Successful managers are always looking for ways of gaining and maintaining a competitive advantage over their rivals. One of the best sources of information about those advantages are your customers or clients - existing, potential, or lost - and those of your competitors. If you want to discover the views of customers so that you can transform those views into a winning edge for your organisation, you should consider using focus groups...
1. Decide on the focus for the group.
They’re called ‘focus groups’ because they allow you to assemble a select group of people to investigate a specific issue - and there are many issues to consider: customer service, product reliability, responsiveness, company image, communication, promotion, and so on.
2. Target a specific group.
Focus groups can be conducted successfully for all categories of clients or customers. Different customer groups can provide different inform-ation for you to transform later into specific actions. So consider inviting your participants according to your focus: for example, potential clients might be invited to participate in a group assembled to discuss ways that the organisation can attract new clients; or former customers could be invited to contribute so that ways the organisation can retain its customers can be identified; or current clients can identify ways to improve services.
3. Plan to maximise the group's effectiveness.
Your planning should consider:
- Who should be invited? That often depends on the focus.
- How many should be invited? The ideal individual group size is considered to be 7 to 9 members.
- When is the best time for the meeting? Its duration? After work, for no longer than forty-five minutes, can be a good time.
- Personal invitations. First contact should be by telephone, followed up with a letter or fax confirming the meeting.
- Should employees be invited? If so, which ones? This is your choice, but the guests must outnumber staff.
- Networking. Allow time to welcome guests and make sure they get to know one another.
- Who will act as facilitator?
- Seating arrangements. A round table configuration is best.
- Refreshments. Certainly.
- Record keeping.
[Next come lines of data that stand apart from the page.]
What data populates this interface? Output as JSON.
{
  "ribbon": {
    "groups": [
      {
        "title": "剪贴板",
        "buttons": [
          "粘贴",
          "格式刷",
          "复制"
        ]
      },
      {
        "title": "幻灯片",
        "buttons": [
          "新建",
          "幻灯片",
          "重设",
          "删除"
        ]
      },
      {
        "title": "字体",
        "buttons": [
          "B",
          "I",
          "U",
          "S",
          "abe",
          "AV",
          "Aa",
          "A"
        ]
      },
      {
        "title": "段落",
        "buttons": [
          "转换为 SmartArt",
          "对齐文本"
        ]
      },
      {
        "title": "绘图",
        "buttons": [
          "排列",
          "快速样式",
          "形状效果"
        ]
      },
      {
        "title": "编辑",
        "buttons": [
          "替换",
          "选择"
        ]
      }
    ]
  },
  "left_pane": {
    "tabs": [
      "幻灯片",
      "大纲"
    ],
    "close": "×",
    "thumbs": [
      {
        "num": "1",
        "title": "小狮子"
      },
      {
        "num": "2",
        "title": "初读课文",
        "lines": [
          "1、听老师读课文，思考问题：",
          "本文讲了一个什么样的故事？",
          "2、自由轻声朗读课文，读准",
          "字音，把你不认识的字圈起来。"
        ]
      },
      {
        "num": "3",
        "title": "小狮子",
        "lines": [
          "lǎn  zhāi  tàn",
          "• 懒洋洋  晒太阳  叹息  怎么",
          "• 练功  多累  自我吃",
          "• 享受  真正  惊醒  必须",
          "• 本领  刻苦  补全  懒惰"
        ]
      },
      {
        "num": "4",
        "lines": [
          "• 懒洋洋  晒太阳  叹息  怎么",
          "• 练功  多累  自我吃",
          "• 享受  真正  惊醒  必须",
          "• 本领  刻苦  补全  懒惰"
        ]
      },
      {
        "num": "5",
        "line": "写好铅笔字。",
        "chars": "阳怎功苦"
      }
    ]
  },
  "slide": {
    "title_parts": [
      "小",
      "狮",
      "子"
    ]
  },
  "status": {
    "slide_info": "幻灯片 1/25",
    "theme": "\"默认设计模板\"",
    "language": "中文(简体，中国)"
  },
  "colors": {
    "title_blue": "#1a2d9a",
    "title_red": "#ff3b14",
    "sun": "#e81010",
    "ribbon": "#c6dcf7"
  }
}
Arrange to have a scribe who does not participate in discussions.
- Follow-up. Contact every participant personally to express your appreciation and to provide a brief outline of the results of the meeting.
Please note, this is only a small part of the topic.
To read the entire version, download the full e-topic below...